Hunt through the lines below for the string "Model" and copy each one that has it.

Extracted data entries

○ ○ ○ ○ ○ ○ ○

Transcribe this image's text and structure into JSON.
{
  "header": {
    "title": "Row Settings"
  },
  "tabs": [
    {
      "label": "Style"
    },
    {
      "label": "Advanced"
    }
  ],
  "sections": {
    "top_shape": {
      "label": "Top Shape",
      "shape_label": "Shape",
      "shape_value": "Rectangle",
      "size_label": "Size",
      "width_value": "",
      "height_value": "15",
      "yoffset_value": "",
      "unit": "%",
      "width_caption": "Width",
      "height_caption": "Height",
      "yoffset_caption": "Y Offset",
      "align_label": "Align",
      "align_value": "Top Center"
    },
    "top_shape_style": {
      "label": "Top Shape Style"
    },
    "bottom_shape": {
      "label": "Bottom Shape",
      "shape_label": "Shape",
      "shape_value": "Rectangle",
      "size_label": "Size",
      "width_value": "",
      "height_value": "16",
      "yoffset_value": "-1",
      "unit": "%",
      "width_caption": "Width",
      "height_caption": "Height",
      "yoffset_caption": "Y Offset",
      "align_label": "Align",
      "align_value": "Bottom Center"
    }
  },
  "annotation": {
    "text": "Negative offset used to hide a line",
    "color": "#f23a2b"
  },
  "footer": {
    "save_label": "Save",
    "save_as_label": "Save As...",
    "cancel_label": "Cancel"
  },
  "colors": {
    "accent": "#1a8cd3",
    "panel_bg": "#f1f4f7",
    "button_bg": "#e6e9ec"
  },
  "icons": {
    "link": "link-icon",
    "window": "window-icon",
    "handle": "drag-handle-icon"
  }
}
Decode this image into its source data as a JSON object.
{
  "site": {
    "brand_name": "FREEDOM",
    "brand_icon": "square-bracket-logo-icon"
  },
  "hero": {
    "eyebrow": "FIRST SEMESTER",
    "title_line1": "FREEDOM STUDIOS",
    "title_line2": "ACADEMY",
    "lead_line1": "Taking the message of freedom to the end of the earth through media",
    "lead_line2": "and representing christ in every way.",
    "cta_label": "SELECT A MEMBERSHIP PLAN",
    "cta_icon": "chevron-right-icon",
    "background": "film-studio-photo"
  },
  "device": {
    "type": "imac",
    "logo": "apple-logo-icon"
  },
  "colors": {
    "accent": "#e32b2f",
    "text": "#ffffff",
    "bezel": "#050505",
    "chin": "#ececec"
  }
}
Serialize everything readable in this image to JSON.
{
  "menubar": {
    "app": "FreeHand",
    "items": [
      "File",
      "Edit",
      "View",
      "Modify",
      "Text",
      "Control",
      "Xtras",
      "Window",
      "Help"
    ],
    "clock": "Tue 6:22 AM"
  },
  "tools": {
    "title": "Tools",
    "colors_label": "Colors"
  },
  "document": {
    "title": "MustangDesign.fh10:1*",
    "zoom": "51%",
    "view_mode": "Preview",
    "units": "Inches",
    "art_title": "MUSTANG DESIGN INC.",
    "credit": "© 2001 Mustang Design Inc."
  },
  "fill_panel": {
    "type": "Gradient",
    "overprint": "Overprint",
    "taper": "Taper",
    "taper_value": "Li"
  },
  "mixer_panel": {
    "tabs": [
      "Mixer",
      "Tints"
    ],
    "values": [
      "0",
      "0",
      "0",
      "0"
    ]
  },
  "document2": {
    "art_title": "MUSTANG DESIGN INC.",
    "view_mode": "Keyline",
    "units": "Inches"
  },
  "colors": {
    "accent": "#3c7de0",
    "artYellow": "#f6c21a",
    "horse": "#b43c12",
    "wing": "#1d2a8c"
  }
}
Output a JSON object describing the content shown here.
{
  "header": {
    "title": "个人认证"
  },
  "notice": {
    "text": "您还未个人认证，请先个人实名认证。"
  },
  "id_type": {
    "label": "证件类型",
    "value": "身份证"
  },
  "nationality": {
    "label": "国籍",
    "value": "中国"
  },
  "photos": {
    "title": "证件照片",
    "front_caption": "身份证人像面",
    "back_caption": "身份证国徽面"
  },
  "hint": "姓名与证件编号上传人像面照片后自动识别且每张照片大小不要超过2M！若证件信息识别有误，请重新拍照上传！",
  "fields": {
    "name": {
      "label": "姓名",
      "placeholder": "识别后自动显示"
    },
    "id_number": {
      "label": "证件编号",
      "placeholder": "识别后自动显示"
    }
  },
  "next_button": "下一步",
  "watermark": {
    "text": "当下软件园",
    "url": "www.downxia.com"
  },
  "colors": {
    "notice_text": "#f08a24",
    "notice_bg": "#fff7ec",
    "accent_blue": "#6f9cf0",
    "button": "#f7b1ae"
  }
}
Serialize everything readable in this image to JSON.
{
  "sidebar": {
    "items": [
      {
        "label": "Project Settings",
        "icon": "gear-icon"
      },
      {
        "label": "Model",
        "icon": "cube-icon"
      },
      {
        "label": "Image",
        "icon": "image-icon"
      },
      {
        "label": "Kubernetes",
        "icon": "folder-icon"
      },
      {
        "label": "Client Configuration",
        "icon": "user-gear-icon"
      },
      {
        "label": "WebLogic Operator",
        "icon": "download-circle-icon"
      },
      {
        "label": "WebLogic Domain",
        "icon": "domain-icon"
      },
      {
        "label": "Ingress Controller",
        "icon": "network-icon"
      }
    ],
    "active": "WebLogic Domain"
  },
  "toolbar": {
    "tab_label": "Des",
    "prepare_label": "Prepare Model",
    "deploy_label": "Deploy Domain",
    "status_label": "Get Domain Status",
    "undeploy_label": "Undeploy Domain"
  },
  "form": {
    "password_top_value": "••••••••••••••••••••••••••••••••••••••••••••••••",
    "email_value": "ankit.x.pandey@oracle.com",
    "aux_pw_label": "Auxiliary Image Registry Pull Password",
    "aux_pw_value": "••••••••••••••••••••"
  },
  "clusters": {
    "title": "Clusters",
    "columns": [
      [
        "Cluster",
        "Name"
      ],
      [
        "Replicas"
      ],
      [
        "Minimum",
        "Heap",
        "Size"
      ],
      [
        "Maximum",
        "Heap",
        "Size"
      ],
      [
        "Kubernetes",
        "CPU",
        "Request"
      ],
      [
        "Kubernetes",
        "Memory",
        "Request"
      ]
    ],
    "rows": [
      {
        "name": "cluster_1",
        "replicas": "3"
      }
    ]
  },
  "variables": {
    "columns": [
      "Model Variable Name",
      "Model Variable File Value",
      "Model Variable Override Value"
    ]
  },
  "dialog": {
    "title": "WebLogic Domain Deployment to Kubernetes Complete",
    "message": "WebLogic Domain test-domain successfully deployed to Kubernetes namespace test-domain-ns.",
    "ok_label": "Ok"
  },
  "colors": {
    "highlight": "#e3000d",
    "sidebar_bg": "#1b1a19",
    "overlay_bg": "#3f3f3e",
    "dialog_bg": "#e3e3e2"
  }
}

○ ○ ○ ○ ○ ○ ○

Exercise output:
        "label": "Model",
    "prepare_label": "Prepare Model",
      "Model Variable Name",
      "Model Variable File Value",
      "Model Variable Override Value"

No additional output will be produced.